A faded photograph, a ghostly negative taken at night, shows two bodies suspended from what is still known as the Hanging Tree. Benny Mitchell was 16. Ernest Collins was 15.
There’s a huge oak tree in the middle of a quiet rural intersection just a mile or so outside of downtown Columbus, Texas. Its branches reach over the roads on all sides. At its base, a state historical marker notes the centennial founding of Colorado County.
In the classic old Westerns, hangings were part of frontier justice, much like the retribution against murderous bandits in Larry McMurtry’s novel “Lonesome Dove.” Today, though, you’d have to be not paying attention to be unaware of the rope as part of the persecution of Mexican Americans and African Americans in Texas.
None of this history is hidden. Numerous books detail these crimes. These include “The Injustice Never Leaves You” by Monica Muñoz Martinez, “Forgotten Dead” by William Carrigan and Clive Webb, and “Cult of Glory: The Bold and Brutal History of the Texas Rangers” by Doug Swanson.
After widespread reaction about his remarks, Roy decided to double down. “We need more justice and less thought policing,” he said, and finished: “No apologies.”

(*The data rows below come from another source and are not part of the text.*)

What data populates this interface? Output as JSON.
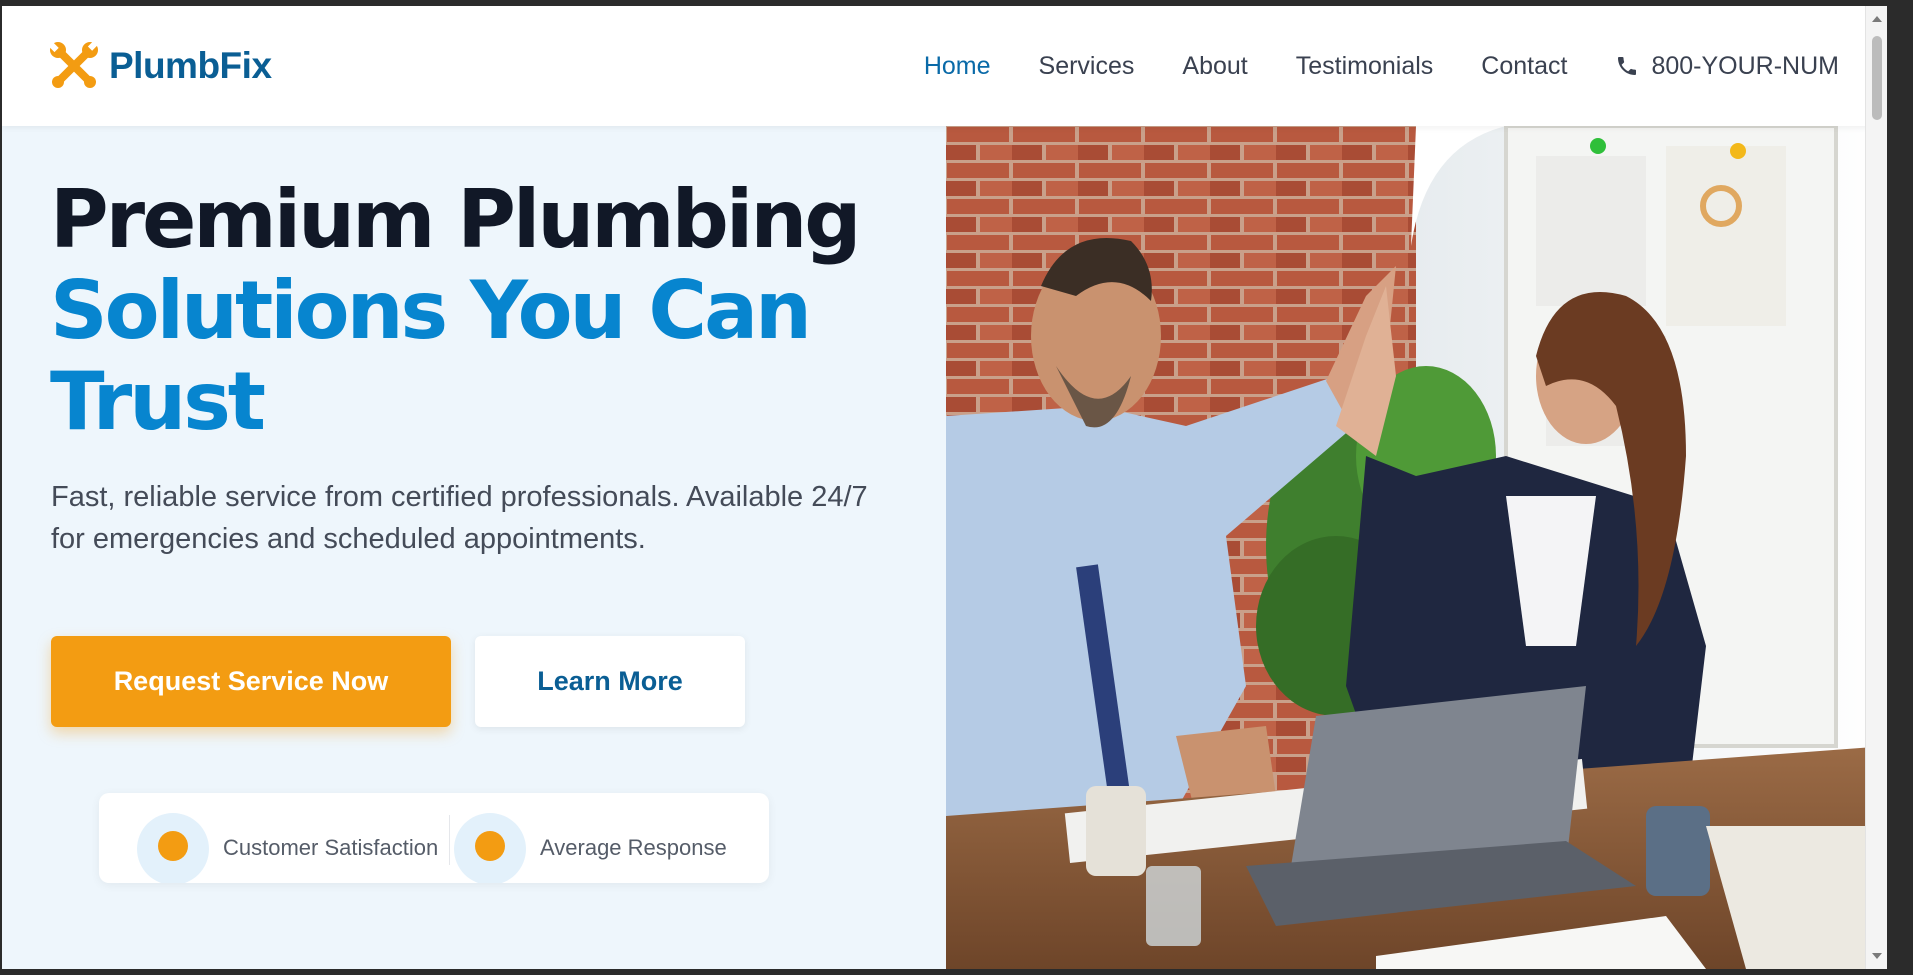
{
  "brand": {
    "name": "PlumbFix",
    "icon": "wrench-cross-icon",
    "primary_color": "#0a5e94",
    "accent_color": "#f39c12"
  },
  "nav": {
    "items": [
      {
        "label": "Home",
        "active": true
      },
      {
        "label": "Services",
        "active": false
      },
      {
        "label": "About",
        "active": false
      },
      {
        "label": "Testimonials",
        "active": false
      },
      {
        "label": "Contact",
        "active": false
      }
    ],
    "phone": {
      "icon": "phone-icon",
      "number": "800-YOUR-NUM"
    }
  },
  "hero": {
    "title_line1": "Premium Plumbing",
    "title_line2": "Solutions You Can Trust",
    "subtitle": "Fast, reliable service from certified professionals. Available 24/7 for emergencies and scheduled appointments.",
    "primary_button": "Request Service Now",
    "secondary_button": "Learn More",
    "image": "two-colleagues-high-five-office-photo"
  },
  "stats": [
    {
      "label": "Customer Satisfaction"
    },
    {
      "label": "Average Response"
    }
  ]
}
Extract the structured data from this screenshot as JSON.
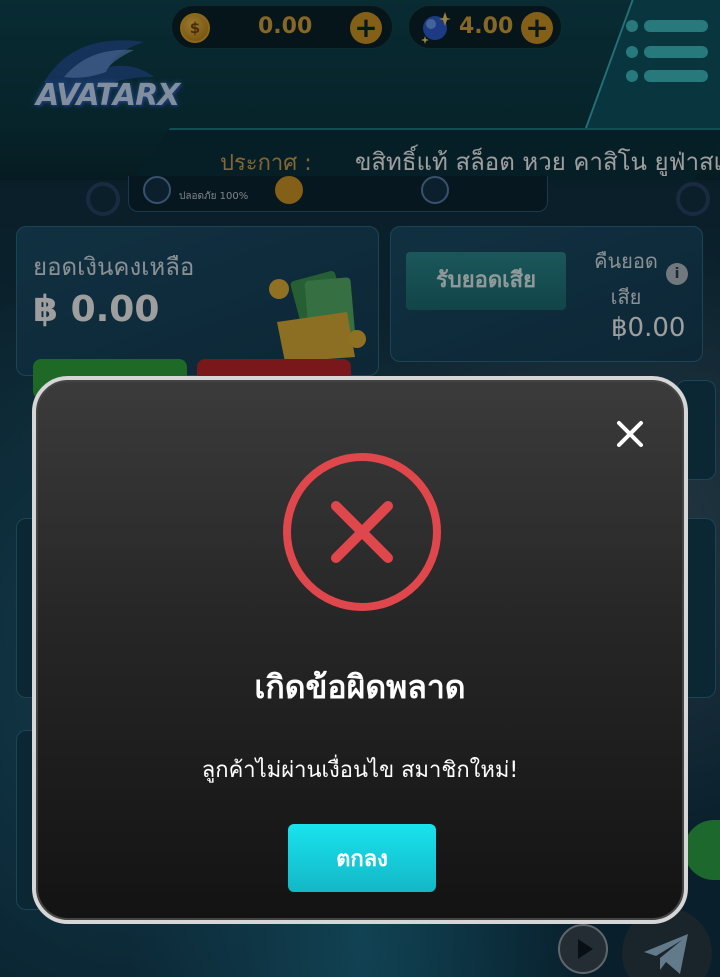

It’s hard to know what he was thinking, whether he knew the implications of his reference, whether this was just an attempt to get a media reaction, or what was in his heart. But his seeming ignorance of this sorry history in Texas, and what “get a rope” represents, does not mean that we also have to remain ignorant.